And now, the Democrats have gone nuclear with two hail-Mary ads. The first is the demeaning spot comparing voting for Obama to losing one’s virtue. (I’m surprised the feminists have taken that lying down. So to speak.)

Speaking of losing virtue, the best/worst example yet has to be the one with children singing. You probably know it. They packed everything into that one. Eat-the-rich, dying planet, animal rights, homophobia, infrastructure, education, oil, Big Bird, war, China, health care, it’s chock-a-block full of all the favorite rhetoric.

Forget, for a moment, that it uses guilt, emotional appeals, deceit and hyperbole as levers to manipulate. Ignore that it sounds like the hackneyed work of some washed-up jingle-writer. The commercial is pitting children against their parents. Did mom and dad vote Romney? Then they are evil! (Didn’t the Soviets cultivate greater allegiance to State than to parents? Trained them to rat out their family to the State? Is this not the same basic sentiment?)

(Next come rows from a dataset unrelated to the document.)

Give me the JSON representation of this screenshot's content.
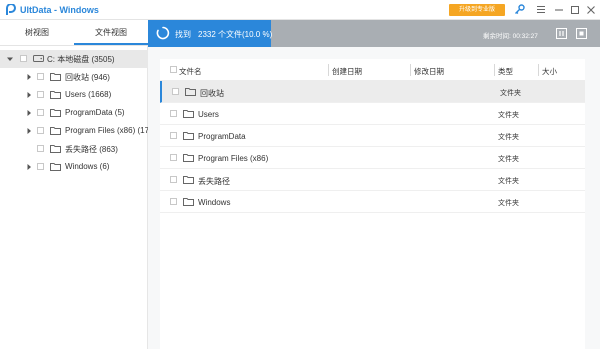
{
  "app": {
    "title": "UltData - Windows",
    "upgrade_label": "升级到专业版"
  },
  "colors": {
    "accent": "#2b87da",
    "upgrade": "#f5a623",
    "topbar_gray": "#a9aeb3"
  },
  "left": {
    "tabs": [
      {
        "label": "树视图"
      },
      {
        "label": "文件视图"
      }
    ],
    "root": {
      "label": "C: 本地磁盘 (3505)"
    },
    "items": [
      {
        "label": "回收站 (946)",
        "expandable": true
      },
      {
        "label": "Users (1668)",
        "expandable": true
      },
      {
        "label": "ProgramData (5)",
        "expandable": true
      },
      {
        "label": "Program Files (x86) (17",
        "expandable": true
      },
      {
        "label": "丢失路径 (863)",
        "expandable": false
      },
      {
        "label": "Windows (6)",
        "expandable": true
      }
    ]
  },
  "scan": {
    "found_label": "找到",
    "found_count": "2332 个文件(10.0 %)",
    "remaining": "剩余时间: 00:32:27"
  },
  "table": {
    "headers": {
      "name": "文件名",
      "created": "创建日期",
      "modified": "修改日期",
      "type": "类型",
      "size": "大小"
    },
    "rows": [
      {
        "name": "回收站",
        "type": "文件夹"
      },
      {
        "name": "Users",
        "type": "文件夹"
      },
      {
        "name": "ProgramData",
        "type": "文件夹"
      },
      {
        "name": "Program Files (x86)",
        "type": "文件夹"
      },
      {
        "name": "丢失路径",
        "type": "文件夹"
      },
      {
        "name": "Windows",
        "type": "文件夹"
      }
    ]
  }
}
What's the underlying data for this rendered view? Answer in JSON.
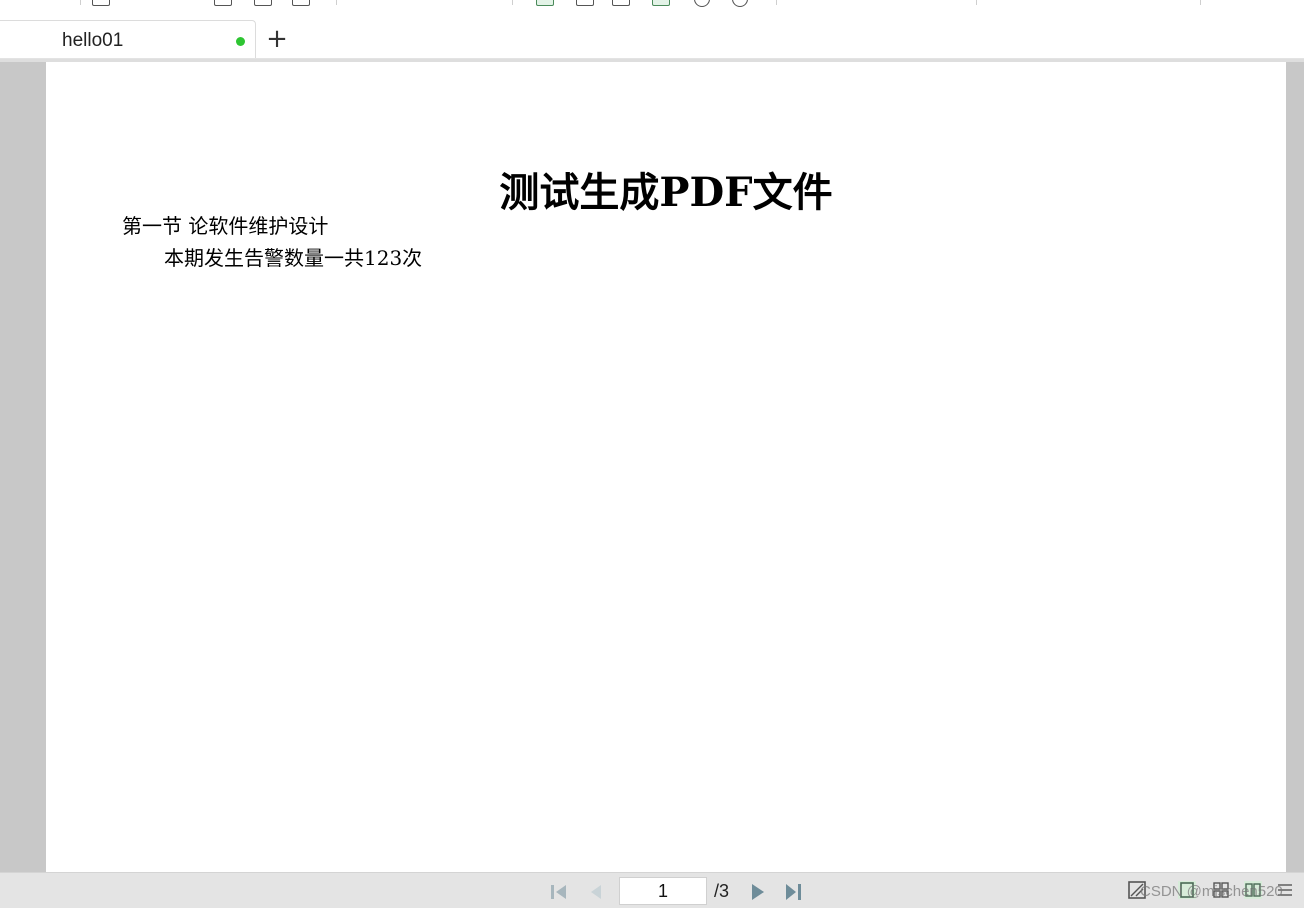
{
  "tabs": [
    {
      "label": "hello01",
      "modified": true
    }
  ],
  "new_tab_label": "+",
  "document": {
    "title": "测试生成PDF文件",
    "section_heading": "第一节 论软件维护设计",
    "paragraph": "本期发生告警数量一共123次"
  },
  "pagination": {
    "current_page": "1",
    "total_label": "/3"
  },
  "watermark": "CSDN @mischen520",
  "colors": {
    "modified_dot": "#2ec532",
    "viewer_background": "#c8c8c8",
    "status_bar": "#e4e4e4",
    "active_view_button": "#d7ecd9"
  },
  "icons": {
    "first_page": "first-page-icon",
    "previous_page": "previous-page-icon",
    "next_page": "next-page-icon",
    "last_page": "last-page-icon"
  }
}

The politics of division comes so naturally to this bunch, that nothing slowed them down before rounding this corner. Political life, for them, long ago ceased being about ideas and ideals. Now it is just winning. It’s gaining or preserving power. If children are effective pawns for motivating the sheeple to vote, so be it.

But maybe the public is finally tired of being taken for granted. Tired of being manipulated. Tired of politicians playing the angles, triangulating voters; looking for the biggest levers to move the most people; always campaigning, but never leading.

People cannot truly be labelled as blocks. It’s reductionistic. Whether people are black, white or otherwise, North or South, Urban or Rural, American or immigrant, rich or poor, religious or not, or any of a thousand other categories we might dream up, we are something substantially more than that. We each have our own complex set of hopes, dreams, ideals, values, fears, loves and hates motivating our decisions. They are as unique as a fingerprint. And woe to any party that takes them for granted.

The Republican (so-called) establishment have already paid that price — courtesy of the Tea Party. Many of the Old Guard have been thrown out. If the Democrats find themselves in opposition come November 7, they will need to do some of their own housecleaning. And maybe read that Dr. Seuss book. The one about an elephant.

Take particular note of the line: “A person’s a person no matter how small.”

Lower Image: Ted Geisel (Dr. Seuss); World Telegram & Sun photo by Al Ravenna; Library of Congress Prints and Photographs Division.

Wes Walker

About the author, Wes Walker: Wes Walker is the author of "Blueprint For a Government that Doesn't Suck". He has been lighting up Clashdaily.com since its inception in July of 2012. Follow on twitter: @Republicanuck View all articles by Wes Walker

Like Clash? Like Clash.

Leave a Comment

We have no tolerance for comments containing violence, racism, vulgarity, profanity, all caps, or discourteous behavior. Thank you for partnering with us to maintain a courteous and useful public environment where we can engage in reasonable discourse.

// If comments are open or we have at least one comment, load up the comment template.